now moves to vacate his sentence under Section 2255.
(See Mot. to Vacate, ECF No. 155.) He argues that in
light of recent Supreme Court rulings, his Hobbs Act robbery
was not a crime of violence under Section 924(c)(1)(A).
(See id., PageID. 1335, 1340–47 (citing, among
other cases, Johnson v. United States, 135 S.Ct.
2551 (2015) and Sessions v. Dimaya, 138 S.Ct. 1204
(2018)).) For the reasons explained below, the Court
disagrees and therefore DENIES Harris’
924(c)(1)(A) “prohibits using a firearm in furtherance
of a crime of violence.” Deatrick v. Sherry,
451 Fed.App’x 562, 565 (6th Cir. 2011). For purposes of
Section 924(c)(1)(A), a “crime of violence” is a
felony that either:
(A) has as an element the use, attempted use, or threatened
use of physical force against the person or property of
(B) that by its nature, involves a substantial risk that
physical force against the person or property of another may
be used in the course of committing the offense.
18 U.S.C. § 924(c)(3). Subsection (A) of the definition
is known as the “elements clause, ” while
Subsection (B) is called the “residual clause.”
See Knight v. United States, 936 F.3d 495,
497 (6th Cir. 2019). The Supreme Court recently invalidated
the residual clause as unconstitutionally vague.
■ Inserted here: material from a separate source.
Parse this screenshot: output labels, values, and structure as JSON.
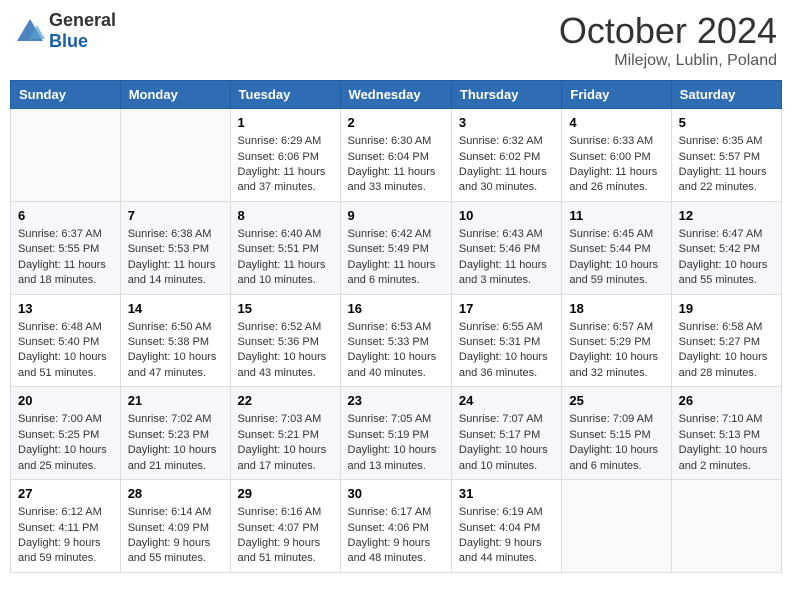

See
United States v. Davis, 139 S.Ct. 2319 (2019). But an
offense is still a “crime of violence” if it
satisfies the elements clause. See, e.g.,
Knight, 936 F.3d at 497 (holding that assault and
robbery of a postal employee constituted a “crime of
violence” because it satisfied the elements clause).
the question posed by Harris’ motion is: does Hobbs Act
robbery constitute a “crime of violence” under
the elements clause? It does.
apply a “categorial approach” to determine
whether an offense qualifies as a “crime of
violence” under the elements clause. United States
v. Rafidi, 829 F.3d 437, 444 (6th Cir. 2016).
“Under [that] approach, a court ‘focuses on the
statutory definition of the offense, rather than the manner
in which an offender may have violated the statute in a
particular circumstance.’” Id. (quoting
United States v. Denson, 728 F.3d 603, 607 (6th Cir.
2013)). “Courts use a variant of this method –
labeled (not very inventively) the ‘modified
categorical approach’ – when a prior conviction
is for violating a so-called ‘divisible statute,
’ which sets out one or more elements of the offense in
the alternative.” Id. (quotation omitted). A
court applying the modified categorical approach
“consult[s] a limited class of documents, such as
indictments and jury instructions, to determine which
alternative formed the basis of the defendant’s prior
conviction.” Descamps v. United States, 570
U.S. 254, 257 (2013).
Court applies the modified categorical approach here because
the Hobbs Act is divisible: it is violated when a defendant
interferes with interstate commerce by robbery or, in the
alternative, by extortion. See United States v.
Gooch, 850 F.3d 285, 291 (6th Cir. 2017) (ruling that
the Hobbs Act is a divisible statute). Here, Harris’
indictment and jury instructions make clear that Harris was
charged with and convicted of Hobbs Act robbery, not Hobbs
Act extortion. (See Indictment, ECF No. 16,
PageID.38–39 (charging Harris with “Interference
with Commerce by Robbery”); 12/2/2015 Trial Tr., ECF
No. 107, PageID.964 (informing the jury that, “In this
case that crime of violence is the robbery ...